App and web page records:
* * * *

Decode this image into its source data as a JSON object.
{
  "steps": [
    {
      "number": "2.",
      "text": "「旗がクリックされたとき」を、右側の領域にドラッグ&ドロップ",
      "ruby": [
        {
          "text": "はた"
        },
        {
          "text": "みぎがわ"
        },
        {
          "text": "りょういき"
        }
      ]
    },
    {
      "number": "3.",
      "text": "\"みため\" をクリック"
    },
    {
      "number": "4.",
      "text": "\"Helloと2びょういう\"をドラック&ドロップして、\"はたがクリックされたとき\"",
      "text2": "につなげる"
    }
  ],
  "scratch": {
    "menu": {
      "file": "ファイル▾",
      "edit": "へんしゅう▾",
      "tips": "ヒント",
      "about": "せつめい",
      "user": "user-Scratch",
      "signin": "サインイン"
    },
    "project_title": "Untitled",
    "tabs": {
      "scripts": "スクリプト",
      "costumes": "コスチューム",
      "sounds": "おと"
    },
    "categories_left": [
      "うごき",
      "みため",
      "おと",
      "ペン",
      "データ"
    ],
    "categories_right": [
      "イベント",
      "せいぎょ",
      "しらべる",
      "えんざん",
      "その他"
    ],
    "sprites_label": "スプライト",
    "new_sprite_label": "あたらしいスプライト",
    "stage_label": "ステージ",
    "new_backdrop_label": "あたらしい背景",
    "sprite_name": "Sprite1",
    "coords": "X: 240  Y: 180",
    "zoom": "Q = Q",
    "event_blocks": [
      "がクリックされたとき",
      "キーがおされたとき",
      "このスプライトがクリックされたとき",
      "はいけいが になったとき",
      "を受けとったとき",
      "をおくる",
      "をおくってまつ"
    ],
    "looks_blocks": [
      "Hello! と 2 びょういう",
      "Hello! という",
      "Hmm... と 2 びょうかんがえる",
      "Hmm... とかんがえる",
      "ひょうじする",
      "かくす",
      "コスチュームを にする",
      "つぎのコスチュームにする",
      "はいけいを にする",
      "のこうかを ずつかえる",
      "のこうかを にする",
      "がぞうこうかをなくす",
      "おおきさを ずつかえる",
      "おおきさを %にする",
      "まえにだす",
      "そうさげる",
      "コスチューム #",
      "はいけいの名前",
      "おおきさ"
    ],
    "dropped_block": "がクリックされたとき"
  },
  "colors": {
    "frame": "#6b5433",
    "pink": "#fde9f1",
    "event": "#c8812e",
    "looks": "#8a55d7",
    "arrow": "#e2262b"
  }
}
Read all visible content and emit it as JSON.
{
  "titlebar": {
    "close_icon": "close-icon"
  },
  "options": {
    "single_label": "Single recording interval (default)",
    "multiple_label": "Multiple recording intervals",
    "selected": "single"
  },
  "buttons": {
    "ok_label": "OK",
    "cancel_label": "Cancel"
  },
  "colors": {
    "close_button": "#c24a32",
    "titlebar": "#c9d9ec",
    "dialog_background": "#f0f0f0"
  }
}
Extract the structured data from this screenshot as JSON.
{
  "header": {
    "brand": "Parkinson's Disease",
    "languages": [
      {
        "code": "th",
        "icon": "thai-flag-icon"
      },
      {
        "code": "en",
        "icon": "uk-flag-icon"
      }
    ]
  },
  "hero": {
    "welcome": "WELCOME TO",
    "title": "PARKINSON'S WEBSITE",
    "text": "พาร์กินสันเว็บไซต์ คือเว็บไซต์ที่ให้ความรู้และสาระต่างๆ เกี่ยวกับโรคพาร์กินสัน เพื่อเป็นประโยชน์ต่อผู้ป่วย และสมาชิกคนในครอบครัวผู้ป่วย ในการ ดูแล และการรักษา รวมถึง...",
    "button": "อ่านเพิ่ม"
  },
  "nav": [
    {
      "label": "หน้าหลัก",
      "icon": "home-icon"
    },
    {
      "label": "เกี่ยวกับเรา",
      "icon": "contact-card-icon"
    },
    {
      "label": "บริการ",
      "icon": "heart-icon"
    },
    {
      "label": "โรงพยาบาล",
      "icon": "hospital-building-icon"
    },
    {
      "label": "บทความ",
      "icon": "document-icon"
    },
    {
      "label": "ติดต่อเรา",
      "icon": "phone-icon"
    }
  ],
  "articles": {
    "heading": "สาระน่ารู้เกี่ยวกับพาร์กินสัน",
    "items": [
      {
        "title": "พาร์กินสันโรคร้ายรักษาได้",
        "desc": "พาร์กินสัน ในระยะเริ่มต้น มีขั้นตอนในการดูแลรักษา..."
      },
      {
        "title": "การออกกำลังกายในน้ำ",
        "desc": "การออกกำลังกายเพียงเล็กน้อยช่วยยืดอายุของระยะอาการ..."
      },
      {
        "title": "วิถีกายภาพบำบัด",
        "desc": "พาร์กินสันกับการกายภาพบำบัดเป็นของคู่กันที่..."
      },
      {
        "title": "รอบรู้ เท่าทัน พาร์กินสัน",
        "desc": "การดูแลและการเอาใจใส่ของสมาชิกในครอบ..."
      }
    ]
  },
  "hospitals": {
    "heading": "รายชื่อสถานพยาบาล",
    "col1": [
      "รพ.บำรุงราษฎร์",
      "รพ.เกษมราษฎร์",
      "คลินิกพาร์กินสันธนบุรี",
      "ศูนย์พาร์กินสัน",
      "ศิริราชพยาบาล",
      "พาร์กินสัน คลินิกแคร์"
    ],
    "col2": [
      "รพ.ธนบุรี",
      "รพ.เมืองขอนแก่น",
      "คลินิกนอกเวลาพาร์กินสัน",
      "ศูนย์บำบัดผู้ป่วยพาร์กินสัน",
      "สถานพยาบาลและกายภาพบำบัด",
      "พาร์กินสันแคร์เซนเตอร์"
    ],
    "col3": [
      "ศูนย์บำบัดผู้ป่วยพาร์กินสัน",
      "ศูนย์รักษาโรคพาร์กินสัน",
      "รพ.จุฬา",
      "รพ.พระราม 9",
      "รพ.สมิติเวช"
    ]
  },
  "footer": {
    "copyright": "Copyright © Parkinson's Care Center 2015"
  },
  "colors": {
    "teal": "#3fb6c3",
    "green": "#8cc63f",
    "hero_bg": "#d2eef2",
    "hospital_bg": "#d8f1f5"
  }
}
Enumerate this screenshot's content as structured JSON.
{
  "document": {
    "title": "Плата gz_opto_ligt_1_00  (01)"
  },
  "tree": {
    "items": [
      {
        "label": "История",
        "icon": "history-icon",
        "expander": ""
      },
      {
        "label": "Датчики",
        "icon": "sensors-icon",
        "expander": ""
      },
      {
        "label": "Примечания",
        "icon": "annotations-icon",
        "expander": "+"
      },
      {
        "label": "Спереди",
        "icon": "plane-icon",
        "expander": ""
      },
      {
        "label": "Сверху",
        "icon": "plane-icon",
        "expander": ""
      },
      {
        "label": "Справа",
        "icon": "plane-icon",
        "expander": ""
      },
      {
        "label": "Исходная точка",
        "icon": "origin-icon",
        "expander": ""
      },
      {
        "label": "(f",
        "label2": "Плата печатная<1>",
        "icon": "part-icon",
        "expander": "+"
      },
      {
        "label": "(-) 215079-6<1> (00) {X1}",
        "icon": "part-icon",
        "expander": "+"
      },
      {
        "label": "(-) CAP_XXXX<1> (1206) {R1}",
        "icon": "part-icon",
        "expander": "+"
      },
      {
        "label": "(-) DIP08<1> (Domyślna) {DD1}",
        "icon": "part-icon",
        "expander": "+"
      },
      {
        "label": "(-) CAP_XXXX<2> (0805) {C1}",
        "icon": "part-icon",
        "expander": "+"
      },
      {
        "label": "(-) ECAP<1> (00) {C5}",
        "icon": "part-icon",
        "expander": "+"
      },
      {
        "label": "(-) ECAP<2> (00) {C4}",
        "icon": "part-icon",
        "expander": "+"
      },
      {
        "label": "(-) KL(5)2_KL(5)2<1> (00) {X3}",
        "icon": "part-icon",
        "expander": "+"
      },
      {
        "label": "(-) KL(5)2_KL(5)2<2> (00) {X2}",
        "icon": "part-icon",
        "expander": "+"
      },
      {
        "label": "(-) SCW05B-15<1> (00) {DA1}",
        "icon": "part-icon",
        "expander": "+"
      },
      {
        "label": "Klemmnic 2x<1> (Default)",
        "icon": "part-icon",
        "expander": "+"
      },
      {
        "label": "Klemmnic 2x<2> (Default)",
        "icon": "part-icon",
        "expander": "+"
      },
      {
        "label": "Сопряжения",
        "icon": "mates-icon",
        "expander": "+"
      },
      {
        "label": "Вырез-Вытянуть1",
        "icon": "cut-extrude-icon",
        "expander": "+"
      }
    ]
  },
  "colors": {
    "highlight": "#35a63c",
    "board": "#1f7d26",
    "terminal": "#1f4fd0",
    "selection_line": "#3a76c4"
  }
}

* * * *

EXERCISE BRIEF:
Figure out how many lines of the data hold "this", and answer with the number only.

ANSWER:
3